The victims who worked for Virginia Beach had been employed for between 11 months and 41 years. Six worked in the public utilities department and five were employed in the public works department.

A number of vigils and commemorations are planned, including a memorial service the city is organizing for Thursday evening.

(Graphic: Major mass shootings in the United States –


The bloodshed unfolded at Building Two of the municipal center complex on Friday afternoon as workers prepared to leave for the weekend. Some survivors recounted how they cowered in fear after stacking desks against office doors as makeshift barricades.

Three of the wounded victims were in critical condition and a fourth was in fair condition at local hospitals, said Julie Hill, a spokeswoman forVirginia Beach.

A police officer who was shot but saved by his ballistic vest has been treated and released, she said.

Cervera said he would only name the gunman once, and hereafter refer to him just as “the suspect.”

According to local media, Craddock was 40 years old and had no serious criminal record.

He served in the Virginia National Guard from 1996 to 2002, and was assigned to a Norfolk-based battalion as a cannon crew member, a guard spokesman said, adding that Craddock’s records do not indicate any overseas deployments.

Cervera said 40 agents from the Federal Bureau of Investigation are recovering evidence at the crime scene, which lies in a complex of office buildings several miles inland from the town’s popular seashore, situated on the Atlantic coast at the mouth of the Chesapeake Bay.

Virginia‘s most populous city has roughly 450,000 year-round residents. Its police department had trained for a mass shooting, and even planned to hold a citizen workshop on active shooter situations on Saturday. The workshop was canceled.

On Saturday, Melissa Millemon, a daycare worker, and Tina Devault, who works for a heating and cooling company, were among local residents who came to the shooting site to lay flowers, American flags, and other tributes to the victims.

Both said they either knew someone who had been killed or had a friend or acquaintance who knew one.

“One of my friends lost her neighbor,” Millemon said, adding that a member of the local softball community was also killed.

“It’s a sad day,” Devault said.

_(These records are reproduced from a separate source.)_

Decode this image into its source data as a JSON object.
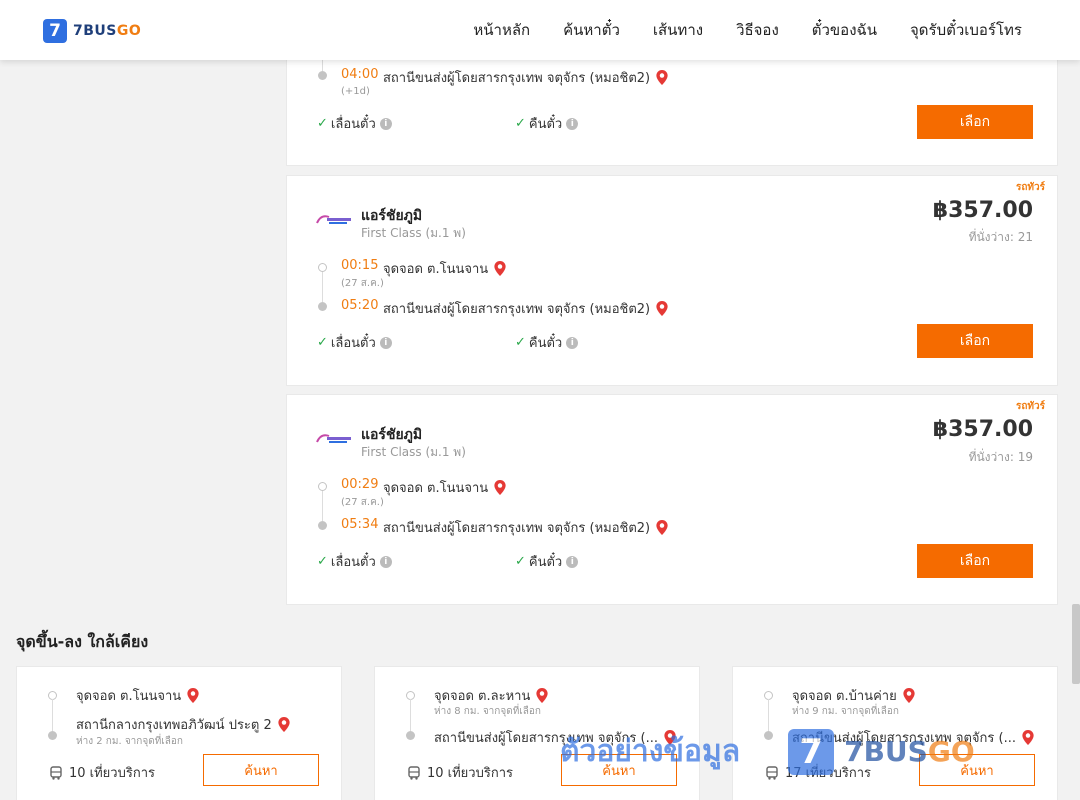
{
  "header": {
    "logo_mark": "7",
    "logo_text_a": "7BUS",
    "logo_text_b": "GO",
    "nav": [
      "หน้าหลัก",
      "ค้นหาตั๋ว",
      "เส้นทาง",
      "วิธีจอง",
      "ตั๋วของฉัน",
      "จุดรับตั๋วเบอร์โทร"
    ]
  },
  "top_card": {
    "arrive_time": "04:00",
    "arrive_stop": "สถานีขนส่งผู้โดยสารกรุงเทพ จตุจักร (หมอชิต2)",
    "arrive_note": "(+1d)",
    "opt_reschedule": "เลื่อนตั๋ว",
    "opt_refund": "คืนตั๋ว",
    "select_label": "เลือก"
  },
  "trips": [
    {
      "tag": "รถทัวร์",
      "operator": "แอร์ชัยภูมิ",
      "class": "First Class (ม.1 พ)",
      "price": "฿357.00",
      "seats": "ที่นั่งว่าง: 21",
      "depart_time": "00:15",
      "depart_stop": "จุดจอด ต.โนนจาน",
      "depart_date": "(27 ส.ค.)",
      "arrive_time": "05:20",
      "arrive_stop": "สถานีขนส่งผู้โดยสารกรุงเทพ จตุจักร (หมอชิต2)",
      "opt_reschedule": "เลื่อนตั๋ว",
      "opt_refund": "คืนตั๋ว",
      "select_label": "เลือก"
    },
    {
      "tag": "รถทัวร์",
      "operator": "แอร์ชัยภูมิ",
      "class": "First Class (ม.1 พ)",
      "price": "฿357.00",
      "seats": "ที่นั่งว่าง: 19",
      "depart_time": "00:29",
      "depart_stop": "จุดจอด ต.โนนจาน",
      "depart_date": "(27 ส.ค.)",
      "arrive_time": "05:34",
      "arrive_stop": "สถานีขนส่งผู้โดยสารกรุงเทพ จตุจักร (หมอชิต2)",
      "opt_reschedule": "เลื่อนตั๋ว",
      "opt_refund": "คืนตั๋ว",
      "select_label": "เลือก"
    }
  ],
  "nearby": {
    "title": "จุดขึ้น-ลง ใกล้เคียง",
    "cards": [
      {
        "from": "จุดจอด ต.โนนจาน",
        "from_dist": "",
        "to": "สถานีกลางกรุงเทพอภิวัฒน์ ประตู 2",
        "to_dist": "ห่าง 2 กม. จากจุดที่เลือก",
        "trips": "10 เที่ยวบริการ",
        "search_label": "ค้นหา"
      },
      {
        "from": "จุดจอด ต.ละหาน",
        "from_dist": "ห่าง 8 กม. จากจุดที่เลือก",
        "to": "สถานีขนส่งผู้โดยสารกรุงเทพ จตุจักร (...",
        "to_dist": "",
        "trips": "10 เที่ยวบริการ",
        "search_label": "ค้นหา"
      },
      {
        "from": "จุดจอด ต.บ้านค่าย",
        "from_dist": "ห่าง 9 กม. จากจุดที่เลือก",
        "to": "สถานีขนส่งผู้โดยสารกรุงเทพ จตุจักร (...",
        "to_dist": "",
        "trips": "17 เที่ยวบริการ",
        "search_label": "ค้นหา"
      }
    ]
  },
  "watermark": {
    "text": "ตัวอย่างข้อมูล",
    "mark": "7",
    "brand_a": "7BUS",
    "brand_b": "GO"
  },
  "colors": {
    "accent": "#f56b00",
    "time": "#f07d12",
    "check": "#2aa84a",
    "pin": "#e53935",
    "brand_blue": "#2f6fe0"
  },
  "icons": [
    "location-pin-icon",
    "check-icon",
    "info-icon",
    "bus-icon",
    "operator-logo"
  ]
}
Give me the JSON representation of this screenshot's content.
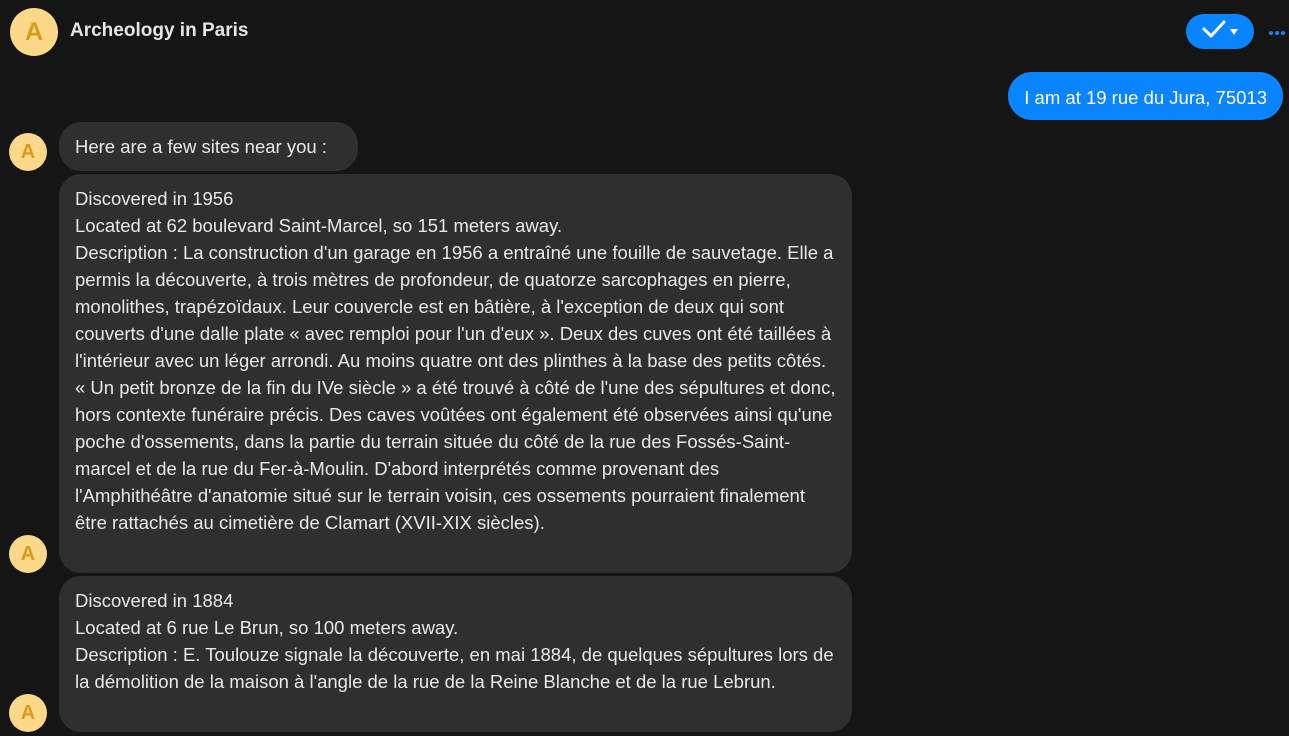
{
  "header": {
    "avatar_letter": "A",
    "title": "Archeology in Paris",
    "check_icon": "check-icon",
    "dropdown_icon": "caret-down-icon",
    "more_icon": "more-dots-icon",
    "accent_color": "#0a84ff"
  },
  "messages": {
    "user": {
      "text": "I am at 19 rue du Jura, 75013"
    },
    "bot_avatar_letter": "A",
    "intro": {
      "text": "Here are a few sites near you :"
    },
    "site1": {
      "discovered": "Discovered in 1956",
      "location": "Located at 62 boulevard Saint-Marcel, so 151 meters away.",
      "description": "Description : La construction d'un garage en 1956 a entraîné une fouille de sauvetage. Elle a permis la découverte, à trois mètres de profondeur, de quatorze sarcophages en pierre, monolithes, trapézoïdaux. Leur couvercle est en bâtière, à l'exception de deux qui sont couverts d'une dalle plate « avec remploi pour l'un d'eux ». Deux des cuves ont été taillées à l'intérieur avec un léger arrondi. Au moins quatre ont des plinthes à la base des petits côtés. « Un petit bronze de la fin du IVe siècle » a été trouvé à côté de l'une des sépultures et donc, hors contexte funéraire précis. Des caves voûtées ont également été observées ainsi qu'une poche d'ossements, dans la partie du terrain située du côté de la rue des Fossés-Saint-marcel et de la rue du Fer-à-Moulin. D'abord interprétés comme provenant des l'Amphithéâtre d'anatomie situé sur le terrain voisin, ces ossements pourraient finalement être rattachés au cimetière de Clamart (XVII-XIX siècles)."
    },
    "site2": {
      "discovered": "Discovered in 1884",
      "location": "Located at 6 rue Le Brun, so 100 meters away.",
      "description": "Description : E. Toulouze signale la découverte, en mai 1884, de quelques sépultures lors de la démolition de la maison à l'angle de la rue de la Reine Blanche et de la rue Lebrun."
    }
  }
}
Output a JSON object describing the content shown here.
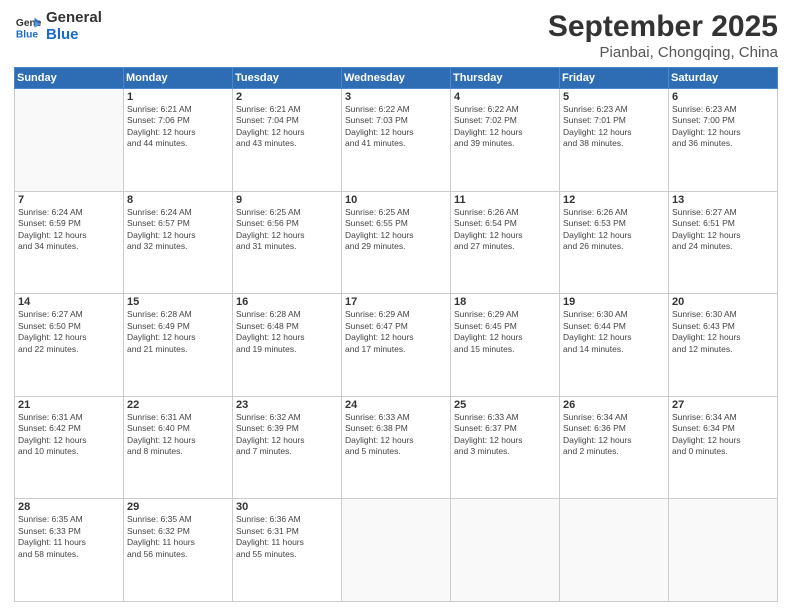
{
  "header": {
    "logo_line1": "General",
    "logo_line2": "Blue",
    "month": "September 2025",
    "location": "Pianbai, Chongqing, China"
  },
  "weekdays": [
    "Sunday",
    "Monday",
    "Tuesday",
    "Wednesday",
    "Thursday",
    "Friday",
    "Saturday"
  ],
  "weeks": [
    [
      {
        "day": "",
        "info": ""
      },
      {
        "day": "1",
        "info": "Sunrise: 6:21 AM\nSunset: 7:06 PM\nDaylight: 12 hours\nand 44 minutes."
      },
      {
        "day": "2",
        "info": "Sunrise: 6:21 AM\nSunset: 7:04 PM\nDaylight: 12 hours\nand 43 minutes."
      },
      {
        "day": "3",
        "info": "Sunrise: 6:22 AM\nSunset: 7:03 PM\nDaylight: 12 hours\nand 41 minutes."
      },
      {
        "day": "4",
        "info": "Sunrise: 6:22 AM\nSunset: 7:02 PM\nDaylight: 12 hours\nand 39 minutes."
      },
      {
        "day": "5",
        "info": "Sunrise: 6:23 AM\nSunset: 7:01 PM\nDaylight: 12 hours\nand 38 minutes."
      },
      {
        "day": "6",
        "info": "Sunrise: 6:23 AM\nSunset: 7:00 PM\nDaylight: 12 hours\nand 36 minutes."
      }
    ],
    [
      {
        "day": "7",
        "info": "Sunrise: 6:24 AM\nSunset: 6:59 PM\nDaylight: 12 hours\nand 34 minutes."
      },
      {
        "day": "8",
        "info": "Sunrise: 6:24 AM\nSunset: 6:57 PM\nDaylight: 12 hours\nand 32 minutes."
      },
      {
        "day": "9",
        "info": "Sunrise: 6:25 AM\nSunset: 6:56 PM\nDaylight: 12 hours\nand 31 minutes."
      },
      {
        "day": "10",
        "info": "Sunrise: 6:25 AM\nSunset: 6:55 PM\nDaylight: 12 hours\nand 29 minutes."
      },
      {
        "day": "11",
        "info": "Sunrise: 6:26 AM\nSunset: 6:54 PM\nDaylight: 12 hours\nand 27 minutes."
      },
      {
        "day": "12",
        "info": "Sunrise: 6:26 AM\nSunset: 6:53 PM\nDaylight: 12 hours\nand 26 minutes."
      },
      {
        "day": "13",
        "info": "Sunrise: 6:27 AM\nSunset: 6:51 PM\nDaylight: 12 hours\nand 24 minutes."
      }
    ],
    [
      {
        "day": "14",
        "info": "Sunrise: 6:27 AM\nSunset: 6:50 PM\nDaylight: 12 hours\nand 22 minutes."
      },
      {
        "day": "15",
        "info": "Sunrise: 6:28 AM\nSunset: 6:49 PM\nDaylight: 12 hours\nand 21 minutes."
      },
      {
        "day": "16",
        "info": "Sunrise: 6:28 AM\nSunset: 6:48 PM\nDaylight: 12 hours\nand 19 minutes."
      },
      {
        "day": "17",
        "info": "Sunrise: 6:29 AM\nSunset: 6:47 PM\nDaylight: 12 hours\nand 17 minutes."
      },
      {
        "day": "18",
        "info": "Sunrise: 6:29 AM\nSunset: 6:45 PM\nDaylight: 12 hours\nand 15 minutes."
      },
      {
        "day": "19",
        "info": "Sunrise: 6:30 AM\nSunset: 6:44 PM\nDaylight: 12 hours\nand 14 minutes."
      },
      {
        "day": "20",
        "info": "Sunrise: 6:30 AM\nSunset: 6:43 PM\nDaylight: 12 hours\nand 12 minutes."
      }
    ],
    [
      {
        "day": "21",
        "info": "Sunrise: 6:31 AM\nSunset: 6:42 PM\nDaylight: 12 hours\nand 10 minutes."
      },
      {
        "day": "22",
        "info": "Sunrise: 6:31 AM\nSunset: 6:40 PM\nDaylight: 12 hours\nand 8 minutes."
      },
      {
        "day": "23",
        "info": "Sunrise: 6:32 AM\nSunset: 6:39 PM\nDaylight: 12 hours\nand 7 minutes."
      },
      {
        "day": "24",
        "info": "Sunrise: 6:33 AM\nSunset: 6:38 PM\nDaylight: 12 hours\nand 5 minutes."
      },
      {
        "day": "25",
        "info": "Sunrise: 6:33 AM\nSunset: 6:37 PM\nDaylight: 12 hours\nand 3 minutes."
      },
      {
        "day": "26",
        "info": "Sunrise: 6:34 AM\nSunset: 6:36 PM\nDaylight: 12 hours\nand 2 minutes."
      },
      {
        "day": "27",
        "info": "Sunrise: 6:34 AM\nSunset: 6:34 PM\nDaylight: 12 hours\nand 0 minutes."
      }
    ],
    [
      {
        "day": "28",
        "info": "Sunrise: 6:35 AM\nSunset: 6:33 PM\nDaylight: 11 hours\nand 58 minutes."
      },
      {
        "day": "29",
        "info": "Sunrise: 6:35 AM\nSunset: 6:32 PM\nDaylight: 11 hours\nand 56 minutes."
      },
      {
        "day": "30",
        "info": "Sunrise: 6:36 AM\nSunset: 6:31 PM\nDaylight: 11 hours\nand 55 minutes."
      },
      {
        "day": "",
        "info": ""
      },
      {
        "day": "",
        "info": ""
      },
      {
        "day": "",
        "info": ""
      },
      {
        "day": "",
        "info": ""
      }
    ]
  ]
}
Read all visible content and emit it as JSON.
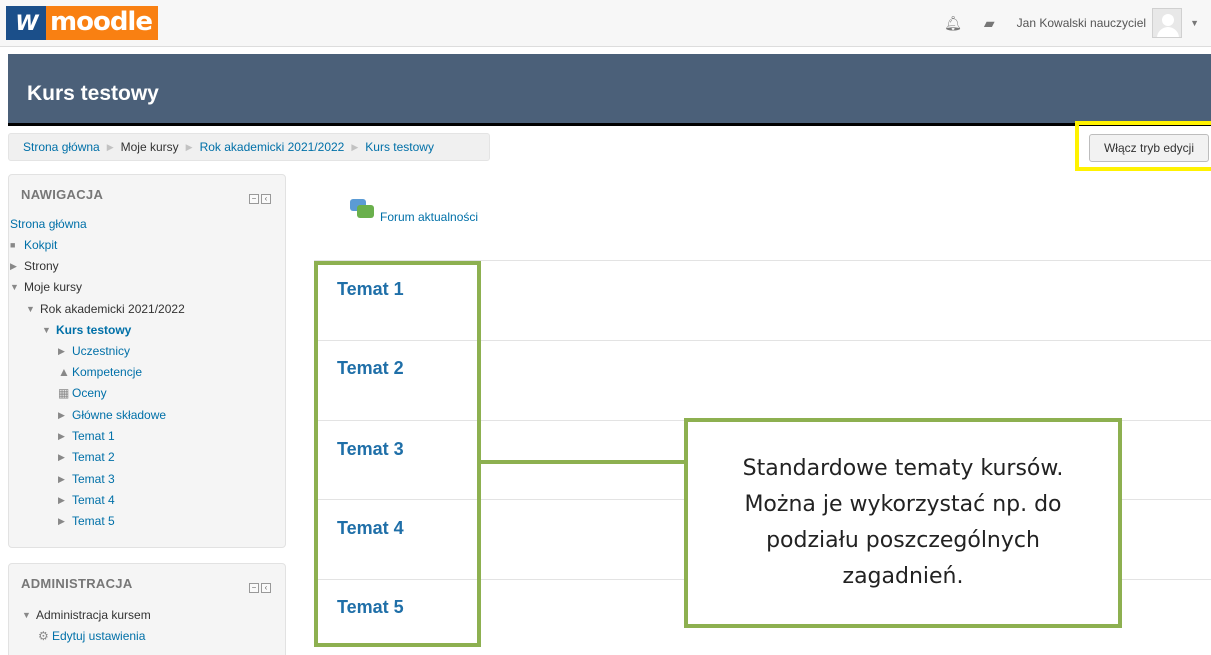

(Reporting by Gary Robertson in Virginia Beach; Additional reporting and writing by Alex Dobuzinskis in Los Angeles; Editing by Daniel Wallis, Paul Simao and Chris Reese)

© Thomson Reuters